Today would have been President Ronald Reagan’s 94th birthday.
Jeff Harrell:

President Reagan meant a lot to me. I never met the man, nor did I ever vote for him; I was two weeks shy of my eighth birthday when he was first elected to the White House. But growing up in the Reagan era, I couldn’t help but be influenced by his policies, his philosophies and most of all his presence. He was just there, like a permanent fixture, and I grew up around him.
Likewise with me. I vividly remember President Reagan’s first inauguration, watching the coverage on television the afternoon and evening after I got home from school. First, at the sitter who take care of several children after school while their parents were still working, and later, with my parents, over dinner.
As with Jeff, President Reagan has influenced me even more as I got older, and took more of an interest in politics. Many consider FDR the greatest president of the 20th century, but I would have to disagree. FDR offered shorter-term solutions to short-term problems that have blossomed in to a monster federal bureaucracy. FDR may have done most of the work toward winning the Second World War, but he did so while allowing the evil influence of communism to spread throughout Asia, Eastern Europe, and even within the ranks of his own administration. He left us the Cold War.
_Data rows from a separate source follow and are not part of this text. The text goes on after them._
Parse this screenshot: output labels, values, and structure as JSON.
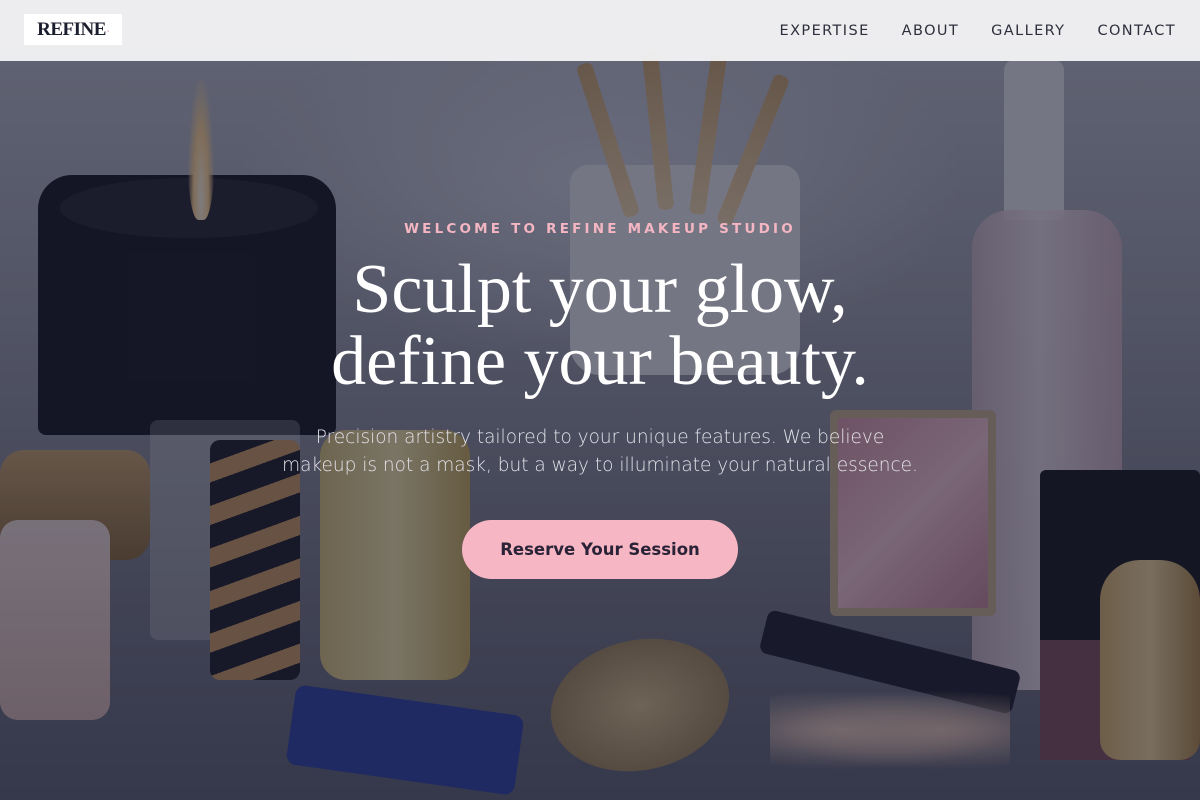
{
  "brand": {
    "logo_text": "REFINE",
    "logo_dot": "."
  },
  "nav": {
    "items": [
      {
        "label": "EXPERTISE"
      },
      {
        "label": "ABOUT"
      },
      {
        "label": "GALLERY"
      },
      {
        "label": "CONTACT"
      }
    ]
  },
  "hero": {
    "eyebrow": "WELCOME TO REFINE MAKEUP STUDIO",
    "headline_line1": "Sculpt your glow,",
    "headline_line2": "define your beauty.",
    "subtext_line1": "Precision artistry tailored to your unique features. We believe",
    "subtext_line2": "makeup is not a mask, but a way to illuminate your natural essence.",
    "cta_label": "Reserve Your Session"
  },
  "colors": {
    "accent_pink": "#f6b6c3",
    "eyebrow_pink": "#f4b6c2",
    "overlay": "#16182e",
    "nav_text": "#2d2f3c"
  }
}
Which Reagan won. The left called Reagan crazy, a cowboy (sound familiar?), one who would get us in to a nuclear war with the Soviet Union. Instead, Reagan won victory after victory after victory against the Soviets, without a missile ever being launched. At the same time, he oversaw the greatest eight-year period of growth our nation has ever enjoyed. For me, and many others, it’s Ronald Wilson Reagan who stands on the shoulders of giants in the 20th century.